*** Records ***
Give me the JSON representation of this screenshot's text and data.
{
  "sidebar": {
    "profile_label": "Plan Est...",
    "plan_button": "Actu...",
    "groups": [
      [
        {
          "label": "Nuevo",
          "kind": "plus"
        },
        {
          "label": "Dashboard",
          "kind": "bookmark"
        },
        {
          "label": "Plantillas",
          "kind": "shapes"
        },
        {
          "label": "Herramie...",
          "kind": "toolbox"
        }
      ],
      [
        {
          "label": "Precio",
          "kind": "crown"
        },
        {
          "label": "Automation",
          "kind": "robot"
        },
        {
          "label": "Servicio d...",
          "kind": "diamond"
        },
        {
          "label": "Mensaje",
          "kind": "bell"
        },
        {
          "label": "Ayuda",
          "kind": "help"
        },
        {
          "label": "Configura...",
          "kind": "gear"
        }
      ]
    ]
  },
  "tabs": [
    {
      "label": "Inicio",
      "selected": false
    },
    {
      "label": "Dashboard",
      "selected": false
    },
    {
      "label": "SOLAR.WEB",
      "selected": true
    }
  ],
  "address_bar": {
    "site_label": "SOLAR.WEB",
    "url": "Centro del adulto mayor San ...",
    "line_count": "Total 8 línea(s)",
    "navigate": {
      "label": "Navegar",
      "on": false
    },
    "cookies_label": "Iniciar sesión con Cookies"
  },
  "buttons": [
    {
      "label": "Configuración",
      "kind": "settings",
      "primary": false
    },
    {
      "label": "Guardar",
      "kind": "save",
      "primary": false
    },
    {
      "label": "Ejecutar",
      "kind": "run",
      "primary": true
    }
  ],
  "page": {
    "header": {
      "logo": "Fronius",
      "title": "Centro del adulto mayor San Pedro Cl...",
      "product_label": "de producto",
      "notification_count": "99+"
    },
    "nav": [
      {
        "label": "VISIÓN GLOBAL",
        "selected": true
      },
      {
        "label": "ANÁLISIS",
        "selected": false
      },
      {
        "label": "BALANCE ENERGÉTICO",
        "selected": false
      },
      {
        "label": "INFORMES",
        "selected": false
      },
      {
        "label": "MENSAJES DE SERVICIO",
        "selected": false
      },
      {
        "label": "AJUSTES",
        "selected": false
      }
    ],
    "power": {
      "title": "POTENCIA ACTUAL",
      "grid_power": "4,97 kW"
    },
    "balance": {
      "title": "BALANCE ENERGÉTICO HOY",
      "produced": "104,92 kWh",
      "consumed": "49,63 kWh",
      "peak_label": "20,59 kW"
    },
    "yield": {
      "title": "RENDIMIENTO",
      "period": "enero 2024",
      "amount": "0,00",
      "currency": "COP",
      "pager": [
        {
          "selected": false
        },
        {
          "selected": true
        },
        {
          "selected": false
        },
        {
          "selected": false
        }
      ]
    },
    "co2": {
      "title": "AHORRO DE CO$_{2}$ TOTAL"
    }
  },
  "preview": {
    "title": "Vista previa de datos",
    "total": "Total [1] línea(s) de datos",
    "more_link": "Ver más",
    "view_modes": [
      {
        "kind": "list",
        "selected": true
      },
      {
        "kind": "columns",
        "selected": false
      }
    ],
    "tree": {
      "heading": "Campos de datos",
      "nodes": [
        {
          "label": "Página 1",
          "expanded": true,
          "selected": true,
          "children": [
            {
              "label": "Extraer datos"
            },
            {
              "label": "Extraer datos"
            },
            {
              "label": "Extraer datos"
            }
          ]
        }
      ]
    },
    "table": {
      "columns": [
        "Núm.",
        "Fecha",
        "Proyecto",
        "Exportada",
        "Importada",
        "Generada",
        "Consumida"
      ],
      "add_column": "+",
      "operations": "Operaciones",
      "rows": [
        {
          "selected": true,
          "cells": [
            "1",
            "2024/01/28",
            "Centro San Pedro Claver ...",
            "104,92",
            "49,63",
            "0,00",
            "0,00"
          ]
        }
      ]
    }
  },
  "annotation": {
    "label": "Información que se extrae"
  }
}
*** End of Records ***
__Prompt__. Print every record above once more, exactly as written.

__Response to this task__.
Give me the JSON representation of this screenshot's text and data.
{
  "sidebar": {
    "profile_label": "Plan Est...",
    "plan_button": "Actu...",
    "groups": [
      [
        {
          "label": "Nuevo",
          "kind": "plus"
        },
        {
          "label": "Dashboard",
          "kind": "bookmark"
        },
        {
          "label": "Plantillas",
          "kind": "shapes"
        },
        {
          "label": "Herramie...",
          "kind": "toolbox"
        }
      ],
      [
        {
          "label": "Precio",
          "kind": "crown"
        },
        {
          "label": "Automation",
          "kind": "robot"
        },
        {
          "label": "Servicio d...",
          "kind": "diamond"
        },
        {
          "label": "Mensaje",
          "kind": "bell"
        },
        {
          "label": "Ayuda",
          "kind": "help"
        },
        {
          "label": "Configura...",
          "kind": "gear"
        }
      ]
    ]
  },
  "tabs": [
    {
      "label": "Inicio",
      "selected": false
    },
    {
      "label": "Dashboard",
      "selected": false
    },
    {
      "label": "SOLAR.WEB",
      "selected": true
    }
  ],
  "address_bar": {
    "site_label": "SOLAR.WEB",
    "url": "Centro del adulto mayor San ...",
    "line_count": "Total 8 línea(s)",
    "navigate": {
      "label": "Navegar",
      "on": false
    },
    "cookies_label": "Iniciar sesión con Cookies"
  },
  "buttons": [
    {
      "label": "Configuración",
      "kind": "settings",
      "primary": false
    },
    {
      "label": "Guardar",
      "kind": "save",
      "primary": false
    },
    {
      "label": "Ejecutar",
      "kind": "run",
      "primary": true
    }
  ],
  "page": {
    "header": {
      "logo": "Fronius",
      "title": "Centro del adulto mayor San Pedro Cl...",
      "product_label": "de producto",
      "notification_count": "99+"
    },
    "nav": [
      {
        "label": "VISIÓN GLOBAL",
        "selected": true
      },
      {
        "label": "ANÁLISIS",
        "selected": false
      },
      {
        "label": "BALANCE ENERGÉTICO",
        "selected": false
      },
      {
        "label": "INFORMES",
        "selected": false
      },
      {
        "label": "MENSAJES DE SERVICIO",
        "selected": false
      },
      {
        "label": "AJUSTES",
        "selected": false
      }
    ],
    "power": {
      "title": "POTENCIA ACTUAL",
      "grid_power": "4,97 kW"
    },
    "balance": {
      "title": "BALANCE ENERGÉTICO HOY",
      "produced": "104,92 kWh",
      "consumed": "49,63 kWh",
      "peak_label": "20,59 kW"
    },
    "yield": {
      "title": "RENDIMIENTO",
      "period": "enero 2024",
      "amount": "0,00",
      "currency": "COP",
      "pager": [
        {
          "selected": false
        },
        {
          "selected": true
        },
        {
          "selected": false
        },
        {
          "selected": false
        }
      ]
    },
    "co2": {
      "title": "AHORRO DE CO$_{2}$ TOTAL"
    }
  },
  "preview": {
    "title": "Vista previa de datos",
    "total": "Total [1] línea(s) de datos",
    "more_link": "Ver más",
    "view_modes": [
      {
        "kind": "list",
        "selected": true
      },
      {
        "kind": "columns",
        "selected": false
      }
    ],
    "tree": {
      "heading": "Campos de datos",
      "nodes": [
        {
          "label": "Página 1",
          "expanded": true,
          "selected": true,
          "children": [
            {
              "label": "Extraer datos"
            },
            {
              "label": "Extraer datos"
            },
            {
              "label": "Extraer datos"
            }
          ]
        }
      ]
    },
    "table": {
      "columns": [
        "Núm.",
        "Fecha",
        "Proyecto",
        "Exportada",
        "Importada",
        "Generada",
        "Consumida"
      ],
      "add_column": "+",
      "operations": "Operaciones",
      "rows": [
        {
          "selected": true,
          "cells": [
            "1",
            "2024/01/28",
            "Centro San Pedro Claver ...",
            "104,92",
            "49,63",
            "0,00",
            "0,00"
          ]
        }
      ]
    }
  },
  "annotation": {
    "label": "Información que se extrae"
  }
}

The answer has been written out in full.